**TASK STATEMENT**
Would you filter these records and copy every line that has the word "Movie"?

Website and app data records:
^^^^^^^^

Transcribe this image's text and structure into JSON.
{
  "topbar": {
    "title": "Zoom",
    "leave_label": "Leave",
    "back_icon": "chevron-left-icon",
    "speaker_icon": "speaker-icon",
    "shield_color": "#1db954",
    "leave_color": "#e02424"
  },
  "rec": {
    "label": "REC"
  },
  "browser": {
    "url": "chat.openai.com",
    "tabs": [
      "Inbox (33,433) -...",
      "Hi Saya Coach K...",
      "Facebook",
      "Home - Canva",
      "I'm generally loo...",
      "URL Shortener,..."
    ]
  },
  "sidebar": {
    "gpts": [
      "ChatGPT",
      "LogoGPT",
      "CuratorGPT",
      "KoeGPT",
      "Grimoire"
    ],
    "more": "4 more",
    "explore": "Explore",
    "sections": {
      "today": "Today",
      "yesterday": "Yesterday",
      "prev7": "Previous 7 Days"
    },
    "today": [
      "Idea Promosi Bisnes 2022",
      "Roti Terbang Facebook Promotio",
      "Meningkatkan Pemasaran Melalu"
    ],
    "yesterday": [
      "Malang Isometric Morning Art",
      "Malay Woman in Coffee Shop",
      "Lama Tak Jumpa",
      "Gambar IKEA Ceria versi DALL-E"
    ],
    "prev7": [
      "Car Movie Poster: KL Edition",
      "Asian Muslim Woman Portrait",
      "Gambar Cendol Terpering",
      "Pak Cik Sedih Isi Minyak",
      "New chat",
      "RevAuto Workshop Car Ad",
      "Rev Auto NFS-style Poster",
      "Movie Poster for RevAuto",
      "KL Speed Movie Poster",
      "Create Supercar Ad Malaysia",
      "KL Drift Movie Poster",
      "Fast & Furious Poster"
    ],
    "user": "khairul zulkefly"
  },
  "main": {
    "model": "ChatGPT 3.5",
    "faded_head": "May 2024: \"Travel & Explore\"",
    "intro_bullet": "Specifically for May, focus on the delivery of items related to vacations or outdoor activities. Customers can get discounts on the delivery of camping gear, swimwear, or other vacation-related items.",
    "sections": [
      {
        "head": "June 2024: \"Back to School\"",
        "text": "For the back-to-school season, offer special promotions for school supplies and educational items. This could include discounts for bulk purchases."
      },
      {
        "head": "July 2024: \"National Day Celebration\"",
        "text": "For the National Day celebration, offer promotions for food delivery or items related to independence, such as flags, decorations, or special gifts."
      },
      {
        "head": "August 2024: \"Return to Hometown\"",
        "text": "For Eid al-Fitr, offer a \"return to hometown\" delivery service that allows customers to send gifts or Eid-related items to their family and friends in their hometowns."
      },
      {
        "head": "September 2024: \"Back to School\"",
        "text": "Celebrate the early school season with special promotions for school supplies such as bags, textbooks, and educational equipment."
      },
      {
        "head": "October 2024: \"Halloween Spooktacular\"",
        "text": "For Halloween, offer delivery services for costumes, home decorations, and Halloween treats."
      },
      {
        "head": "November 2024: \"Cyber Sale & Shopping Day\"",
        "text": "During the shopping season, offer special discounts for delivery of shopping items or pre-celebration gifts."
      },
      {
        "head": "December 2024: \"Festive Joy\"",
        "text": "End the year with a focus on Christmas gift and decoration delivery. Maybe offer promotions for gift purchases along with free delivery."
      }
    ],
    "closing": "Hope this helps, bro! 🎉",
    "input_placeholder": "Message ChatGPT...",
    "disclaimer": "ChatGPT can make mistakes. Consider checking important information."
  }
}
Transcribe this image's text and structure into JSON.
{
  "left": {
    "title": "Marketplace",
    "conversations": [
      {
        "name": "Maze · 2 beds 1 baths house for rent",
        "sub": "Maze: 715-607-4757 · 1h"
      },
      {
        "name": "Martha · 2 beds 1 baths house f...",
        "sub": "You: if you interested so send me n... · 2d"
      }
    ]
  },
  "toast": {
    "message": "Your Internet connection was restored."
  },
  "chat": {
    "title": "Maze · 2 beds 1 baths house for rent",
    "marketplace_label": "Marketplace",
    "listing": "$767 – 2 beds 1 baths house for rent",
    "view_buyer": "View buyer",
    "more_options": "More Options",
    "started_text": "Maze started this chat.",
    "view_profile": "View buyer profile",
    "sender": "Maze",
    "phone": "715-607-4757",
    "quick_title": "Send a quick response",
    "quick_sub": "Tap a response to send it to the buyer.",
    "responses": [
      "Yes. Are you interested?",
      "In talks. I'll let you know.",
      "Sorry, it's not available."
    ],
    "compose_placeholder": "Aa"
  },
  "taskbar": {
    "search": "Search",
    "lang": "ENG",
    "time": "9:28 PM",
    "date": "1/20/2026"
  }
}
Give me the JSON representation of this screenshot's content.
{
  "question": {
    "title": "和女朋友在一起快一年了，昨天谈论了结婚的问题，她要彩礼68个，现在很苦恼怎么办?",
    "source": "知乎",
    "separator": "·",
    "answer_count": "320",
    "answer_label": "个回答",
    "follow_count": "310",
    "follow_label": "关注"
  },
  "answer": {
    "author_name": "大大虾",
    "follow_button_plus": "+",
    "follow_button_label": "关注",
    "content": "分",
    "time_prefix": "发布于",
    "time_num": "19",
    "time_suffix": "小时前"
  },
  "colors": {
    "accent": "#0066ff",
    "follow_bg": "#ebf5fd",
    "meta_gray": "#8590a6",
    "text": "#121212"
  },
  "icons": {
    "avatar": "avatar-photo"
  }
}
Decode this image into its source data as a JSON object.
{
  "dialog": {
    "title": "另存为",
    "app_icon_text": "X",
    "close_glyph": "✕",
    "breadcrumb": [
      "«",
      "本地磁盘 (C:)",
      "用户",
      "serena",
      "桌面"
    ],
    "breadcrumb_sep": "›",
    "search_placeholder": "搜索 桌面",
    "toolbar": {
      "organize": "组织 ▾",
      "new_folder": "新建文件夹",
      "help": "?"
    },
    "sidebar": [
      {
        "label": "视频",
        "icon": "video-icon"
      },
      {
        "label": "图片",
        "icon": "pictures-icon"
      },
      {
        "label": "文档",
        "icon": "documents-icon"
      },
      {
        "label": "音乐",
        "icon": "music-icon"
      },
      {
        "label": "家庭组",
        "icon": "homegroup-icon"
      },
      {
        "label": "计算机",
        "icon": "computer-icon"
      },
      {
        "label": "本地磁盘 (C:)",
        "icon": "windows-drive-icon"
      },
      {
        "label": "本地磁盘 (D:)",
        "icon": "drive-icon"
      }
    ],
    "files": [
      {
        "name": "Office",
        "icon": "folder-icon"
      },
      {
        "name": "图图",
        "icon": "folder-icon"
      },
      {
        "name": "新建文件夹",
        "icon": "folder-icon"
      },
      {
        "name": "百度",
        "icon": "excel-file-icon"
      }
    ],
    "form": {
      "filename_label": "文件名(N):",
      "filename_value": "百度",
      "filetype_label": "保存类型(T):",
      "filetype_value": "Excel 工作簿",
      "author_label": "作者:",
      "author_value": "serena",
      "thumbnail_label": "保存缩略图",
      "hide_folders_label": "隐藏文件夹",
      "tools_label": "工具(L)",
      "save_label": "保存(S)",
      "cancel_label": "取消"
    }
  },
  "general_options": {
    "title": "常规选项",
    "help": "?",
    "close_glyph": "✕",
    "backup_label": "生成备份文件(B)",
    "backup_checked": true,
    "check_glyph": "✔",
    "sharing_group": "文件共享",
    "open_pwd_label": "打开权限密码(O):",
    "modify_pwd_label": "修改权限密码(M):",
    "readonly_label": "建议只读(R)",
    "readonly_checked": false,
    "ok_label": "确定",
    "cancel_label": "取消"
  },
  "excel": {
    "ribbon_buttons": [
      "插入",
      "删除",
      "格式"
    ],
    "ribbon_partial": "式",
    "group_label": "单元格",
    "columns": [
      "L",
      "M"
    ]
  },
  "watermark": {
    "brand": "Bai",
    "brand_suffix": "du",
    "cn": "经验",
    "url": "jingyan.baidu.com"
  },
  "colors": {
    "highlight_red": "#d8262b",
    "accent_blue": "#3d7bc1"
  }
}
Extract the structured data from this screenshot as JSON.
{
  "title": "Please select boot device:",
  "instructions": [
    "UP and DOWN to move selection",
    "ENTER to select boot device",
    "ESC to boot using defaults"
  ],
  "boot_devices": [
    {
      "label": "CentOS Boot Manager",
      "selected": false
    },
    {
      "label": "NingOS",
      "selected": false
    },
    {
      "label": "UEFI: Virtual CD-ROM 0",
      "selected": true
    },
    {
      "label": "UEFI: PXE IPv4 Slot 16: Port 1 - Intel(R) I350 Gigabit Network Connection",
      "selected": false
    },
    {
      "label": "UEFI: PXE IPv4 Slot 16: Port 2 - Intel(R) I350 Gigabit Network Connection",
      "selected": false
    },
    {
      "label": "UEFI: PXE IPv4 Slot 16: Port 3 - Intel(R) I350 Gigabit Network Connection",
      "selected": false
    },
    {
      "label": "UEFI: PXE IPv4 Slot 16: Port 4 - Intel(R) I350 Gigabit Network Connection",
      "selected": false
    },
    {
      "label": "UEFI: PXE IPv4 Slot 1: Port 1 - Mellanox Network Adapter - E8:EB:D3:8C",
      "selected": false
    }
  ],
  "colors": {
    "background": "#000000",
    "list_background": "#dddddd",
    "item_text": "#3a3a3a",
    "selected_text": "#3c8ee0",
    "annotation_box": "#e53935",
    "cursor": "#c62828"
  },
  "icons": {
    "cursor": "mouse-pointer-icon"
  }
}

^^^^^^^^

**RESPONSE AREA**
      "Car Movie Poster: KL Edition",
      "Movie Poster for RevAuto",
      "KL Speed Movie Poster",
      "KL Drift Movie Poster",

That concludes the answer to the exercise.